● INSTRUCTIONS FOR THE TASK
Find all the lines in the material below with the word "group", and copy them.

● SUPPLIED MATERIAL
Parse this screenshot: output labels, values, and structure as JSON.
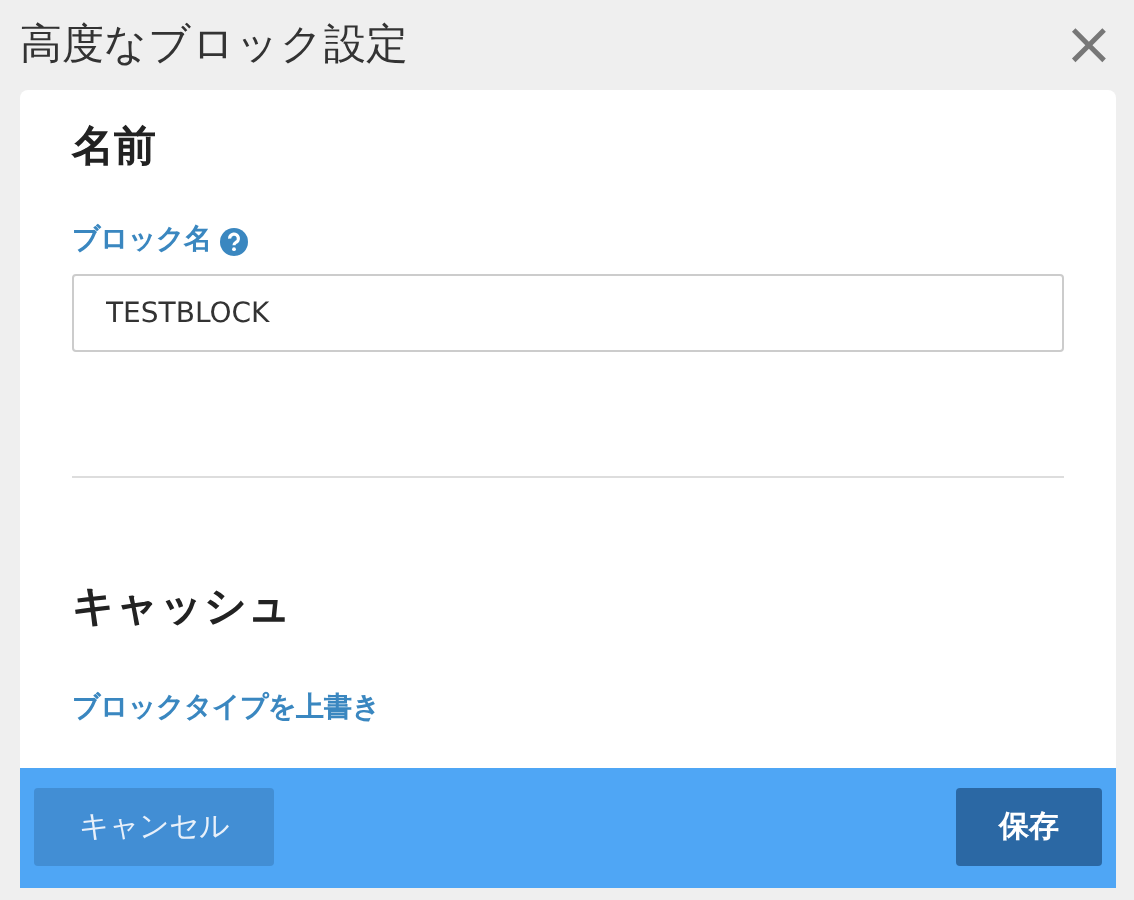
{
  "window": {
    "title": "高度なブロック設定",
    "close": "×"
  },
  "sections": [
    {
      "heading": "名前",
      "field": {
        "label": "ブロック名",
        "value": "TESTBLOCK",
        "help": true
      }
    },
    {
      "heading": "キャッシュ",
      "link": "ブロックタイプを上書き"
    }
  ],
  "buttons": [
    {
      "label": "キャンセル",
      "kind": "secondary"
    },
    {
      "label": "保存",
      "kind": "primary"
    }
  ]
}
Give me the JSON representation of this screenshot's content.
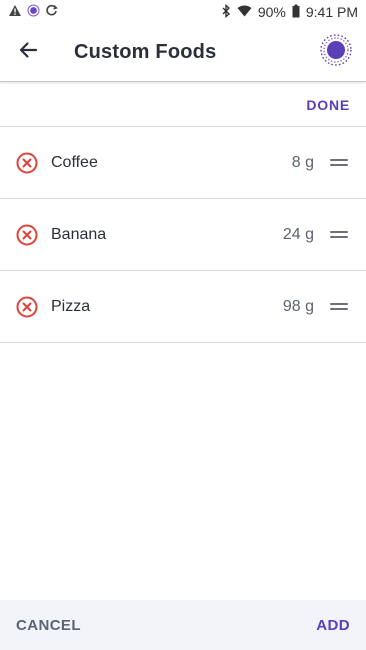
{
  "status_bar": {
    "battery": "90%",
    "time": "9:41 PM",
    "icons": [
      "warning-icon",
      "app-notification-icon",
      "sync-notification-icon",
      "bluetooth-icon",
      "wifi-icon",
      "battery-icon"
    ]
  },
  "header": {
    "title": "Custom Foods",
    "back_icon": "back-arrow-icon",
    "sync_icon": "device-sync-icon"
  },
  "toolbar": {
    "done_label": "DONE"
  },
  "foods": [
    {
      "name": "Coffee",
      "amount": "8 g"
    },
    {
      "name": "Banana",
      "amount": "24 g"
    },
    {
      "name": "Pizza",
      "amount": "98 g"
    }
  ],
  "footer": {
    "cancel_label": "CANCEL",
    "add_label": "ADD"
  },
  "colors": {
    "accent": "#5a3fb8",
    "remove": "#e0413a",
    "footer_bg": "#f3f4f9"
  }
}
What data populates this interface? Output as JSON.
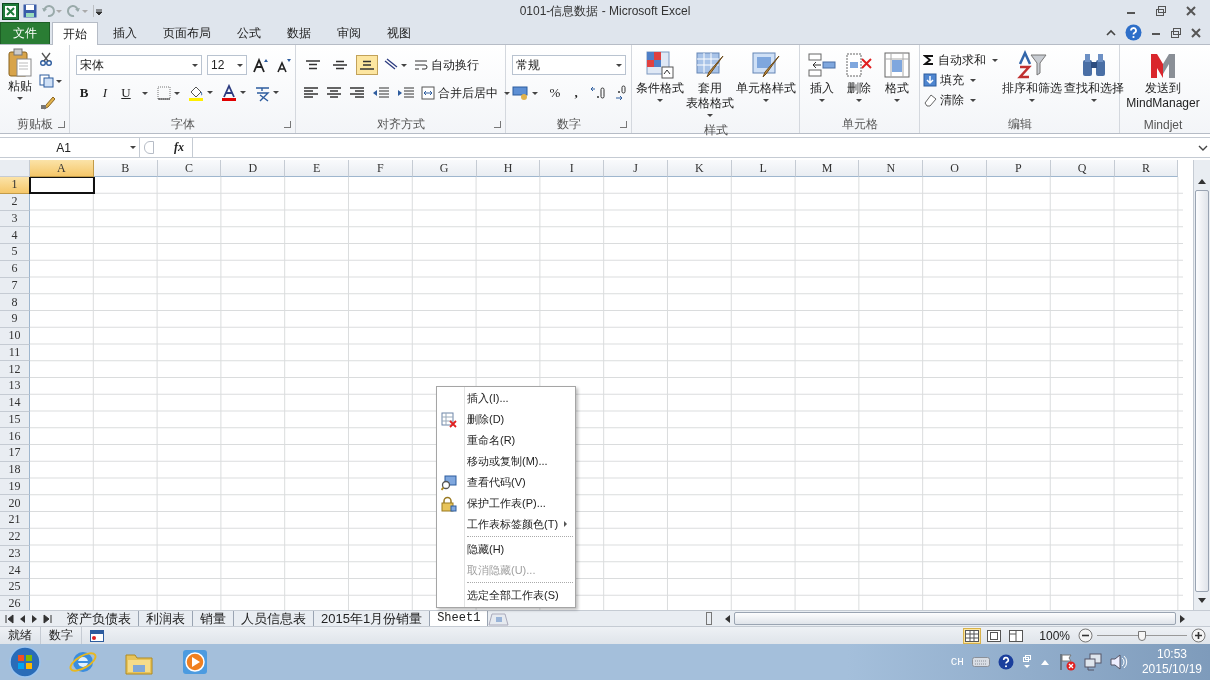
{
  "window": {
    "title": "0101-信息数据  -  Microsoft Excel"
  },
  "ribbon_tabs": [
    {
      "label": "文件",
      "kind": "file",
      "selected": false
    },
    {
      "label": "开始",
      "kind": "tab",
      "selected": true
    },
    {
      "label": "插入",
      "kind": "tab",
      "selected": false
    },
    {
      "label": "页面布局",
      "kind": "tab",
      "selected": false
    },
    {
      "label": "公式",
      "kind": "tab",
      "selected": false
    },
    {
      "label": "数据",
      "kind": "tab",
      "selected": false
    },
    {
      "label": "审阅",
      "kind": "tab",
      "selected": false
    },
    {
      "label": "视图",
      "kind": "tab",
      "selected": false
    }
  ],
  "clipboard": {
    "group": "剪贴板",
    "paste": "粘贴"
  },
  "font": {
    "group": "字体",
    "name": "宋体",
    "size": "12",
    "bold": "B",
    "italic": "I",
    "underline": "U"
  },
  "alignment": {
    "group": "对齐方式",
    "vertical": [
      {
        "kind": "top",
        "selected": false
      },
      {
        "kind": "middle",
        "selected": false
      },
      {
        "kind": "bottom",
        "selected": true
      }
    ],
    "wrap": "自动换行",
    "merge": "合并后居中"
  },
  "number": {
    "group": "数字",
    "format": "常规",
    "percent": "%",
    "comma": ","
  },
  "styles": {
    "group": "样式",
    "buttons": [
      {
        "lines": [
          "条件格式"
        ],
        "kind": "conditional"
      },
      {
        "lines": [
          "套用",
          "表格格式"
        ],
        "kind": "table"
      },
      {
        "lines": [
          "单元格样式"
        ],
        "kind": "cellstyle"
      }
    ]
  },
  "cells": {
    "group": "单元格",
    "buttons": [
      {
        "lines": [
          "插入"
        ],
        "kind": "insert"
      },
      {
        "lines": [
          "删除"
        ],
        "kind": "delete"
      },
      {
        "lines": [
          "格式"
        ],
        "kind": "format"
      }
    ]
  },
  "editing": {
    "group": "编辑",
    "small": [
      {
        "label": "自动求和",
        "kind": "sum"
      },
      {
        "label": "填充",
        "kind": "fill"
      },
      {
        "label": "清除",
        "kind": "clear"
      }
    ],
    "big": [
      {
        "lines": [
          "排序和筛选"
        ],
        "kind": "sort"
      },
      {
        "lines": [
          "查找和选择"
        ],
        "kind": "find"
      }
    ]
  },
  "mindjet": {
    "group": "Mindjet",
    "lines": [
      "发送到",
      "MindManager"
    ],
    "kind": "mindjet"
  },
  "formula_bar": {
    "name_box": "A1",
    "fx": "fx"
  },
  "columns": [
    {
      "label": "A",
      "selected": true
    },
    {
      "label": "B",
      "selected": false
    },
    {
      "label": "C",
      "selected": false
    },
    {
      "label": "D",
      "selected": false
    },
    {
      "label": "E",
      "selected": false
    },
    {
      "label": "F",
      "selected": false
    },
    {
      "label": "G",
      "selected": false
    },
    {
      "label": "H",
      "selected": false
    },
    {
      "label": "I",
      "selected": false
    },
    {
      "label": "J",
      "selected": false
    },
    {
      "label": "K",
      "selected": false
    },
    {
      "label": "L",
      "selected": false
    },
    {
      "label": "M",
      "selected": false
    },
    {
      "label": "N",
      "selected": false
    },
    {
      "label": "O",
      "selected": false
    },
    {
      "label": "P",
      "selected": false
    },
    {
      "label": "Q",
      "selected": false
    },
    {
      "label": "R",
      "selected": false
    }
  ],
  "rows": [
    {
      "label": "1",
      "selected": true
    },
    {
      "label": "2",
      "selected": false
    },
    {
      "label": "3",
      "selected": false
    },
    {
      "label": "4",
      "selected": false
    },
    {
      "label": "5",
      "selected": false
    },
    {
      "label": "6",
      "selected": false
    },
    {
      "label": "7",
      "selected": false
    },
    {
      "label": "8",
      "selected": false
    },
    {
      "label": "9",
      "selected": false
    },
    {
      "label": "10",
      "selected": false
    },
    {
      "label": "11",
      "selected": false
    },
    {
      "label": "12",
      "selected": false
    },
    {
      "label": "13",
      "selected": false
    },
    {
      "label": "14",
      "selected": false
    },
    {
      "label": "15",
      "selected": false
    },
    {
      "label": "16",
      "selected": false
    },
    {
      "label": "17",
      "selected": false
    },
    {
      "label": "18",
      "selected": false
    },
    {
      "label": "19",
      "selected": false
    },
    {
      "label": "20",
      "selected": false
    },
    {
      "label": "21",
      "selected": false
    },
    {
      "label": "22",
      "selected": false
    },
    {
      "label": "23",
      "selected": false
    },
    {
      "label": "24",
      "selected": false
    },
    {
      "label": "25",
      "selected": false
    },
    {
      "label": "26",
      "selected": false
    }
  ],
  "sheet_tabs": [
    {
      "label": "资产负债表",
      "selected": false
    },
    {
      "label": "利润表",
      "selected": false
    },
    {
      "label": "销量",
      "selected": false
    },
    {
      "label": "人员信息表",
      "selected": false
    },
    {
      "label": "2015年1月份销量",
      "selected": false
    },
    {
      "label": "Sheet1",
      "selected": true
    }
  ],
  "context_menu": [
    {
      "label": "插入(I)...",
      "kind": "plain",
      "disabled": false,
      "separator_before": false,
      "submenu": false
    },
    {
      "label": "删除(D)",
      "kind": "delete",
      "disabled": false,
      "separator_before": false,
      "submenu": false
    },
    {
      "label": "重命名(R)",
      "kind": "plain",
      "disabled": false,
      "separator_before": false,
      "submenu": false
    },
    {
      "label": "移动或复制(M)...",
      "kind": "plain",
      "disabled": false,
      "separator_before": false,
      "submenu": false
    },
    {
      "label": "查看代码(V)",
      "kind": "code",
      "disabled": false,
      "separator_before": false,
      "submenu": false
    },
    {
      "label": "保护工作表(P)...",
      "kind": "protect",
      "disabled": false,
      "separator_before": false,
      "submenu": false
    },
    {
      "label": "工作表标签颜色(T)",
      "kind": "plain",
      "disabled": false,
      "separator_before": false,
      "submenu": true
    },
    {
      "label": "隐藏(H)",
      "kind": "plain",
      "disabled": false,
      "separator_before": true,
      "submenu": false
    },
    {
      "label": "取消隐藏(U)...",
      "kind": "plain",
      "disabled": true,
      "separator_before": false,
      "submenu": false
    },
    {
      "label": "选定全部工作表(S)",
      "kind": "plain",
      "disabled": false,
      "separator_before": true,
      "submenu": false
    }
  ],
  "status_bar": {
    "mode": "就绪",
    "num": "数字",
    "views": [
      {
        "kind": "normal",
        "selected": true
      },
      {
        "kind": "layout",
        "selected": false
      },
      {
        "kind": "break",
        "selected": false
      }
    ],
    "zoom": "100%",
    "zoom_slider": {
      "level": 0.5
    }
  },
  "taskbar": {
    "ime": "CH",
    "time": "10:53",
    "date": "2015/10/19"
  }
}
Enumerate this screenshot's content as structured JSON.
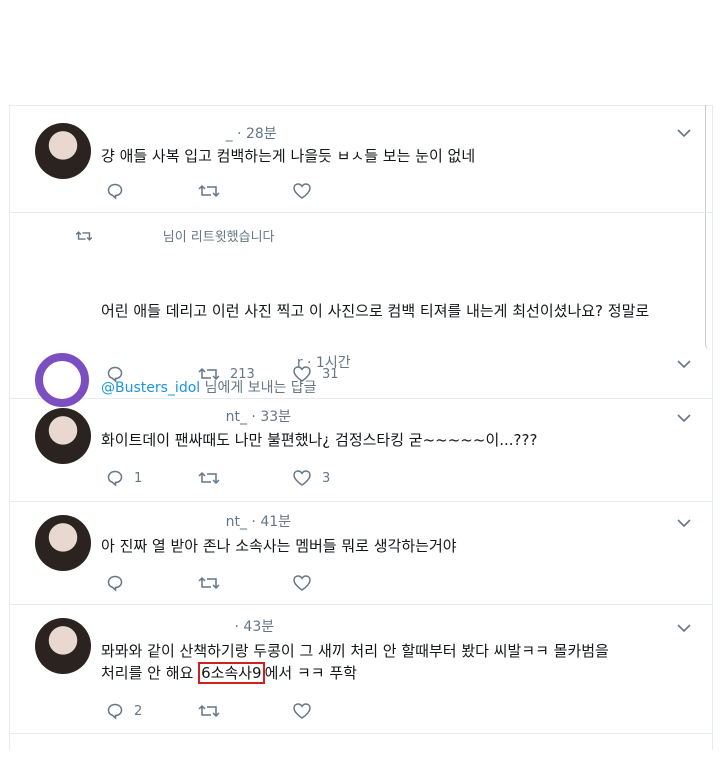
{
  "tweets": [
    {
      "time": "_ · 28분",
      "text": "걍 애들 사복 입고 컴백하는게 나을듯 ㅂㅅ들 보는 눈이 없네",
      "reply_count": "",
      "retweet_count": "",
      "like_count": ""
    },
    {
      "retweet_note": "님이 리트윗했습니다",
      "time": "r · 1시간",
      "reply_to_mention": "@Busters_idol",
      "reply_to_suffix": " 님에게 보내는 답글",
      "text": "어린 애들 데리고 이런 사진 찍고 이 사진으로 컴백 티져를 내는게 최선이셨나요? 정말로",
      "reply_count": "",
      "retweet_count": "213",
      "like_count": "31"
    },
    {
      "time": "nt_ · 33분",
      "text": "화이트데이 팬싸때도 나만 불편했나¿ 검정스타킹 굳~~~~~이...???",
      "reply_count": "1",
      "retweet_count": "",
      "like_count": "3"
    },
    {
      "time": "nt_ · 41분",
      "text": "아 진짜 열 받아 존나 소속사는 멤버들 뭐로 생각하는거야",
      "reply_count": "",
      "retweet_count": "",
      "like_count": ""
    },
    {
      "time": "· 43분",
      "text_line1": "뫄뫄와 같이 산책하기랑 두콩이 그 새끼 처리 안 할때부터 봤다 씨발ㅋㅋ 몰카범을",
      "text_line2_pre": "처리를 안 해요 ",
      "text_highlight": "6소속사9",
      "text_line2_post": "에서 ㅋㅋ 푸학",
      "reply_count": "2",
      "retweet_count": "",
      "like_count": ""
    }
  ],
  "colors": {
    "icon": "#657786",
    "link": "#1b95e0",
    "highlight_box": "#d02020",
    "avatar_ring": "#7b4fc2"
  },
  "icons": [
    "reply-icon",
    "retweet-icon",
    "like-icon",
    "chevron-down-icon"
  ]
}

● RESPONSE
    "group": "剪贴板",
    "group": "字体",
    "group": "对齐方式",
    "group": "数字",
    "group": "样式",
    "group": "单元格",
    "group": "编辑",
    "group": "Mindjet",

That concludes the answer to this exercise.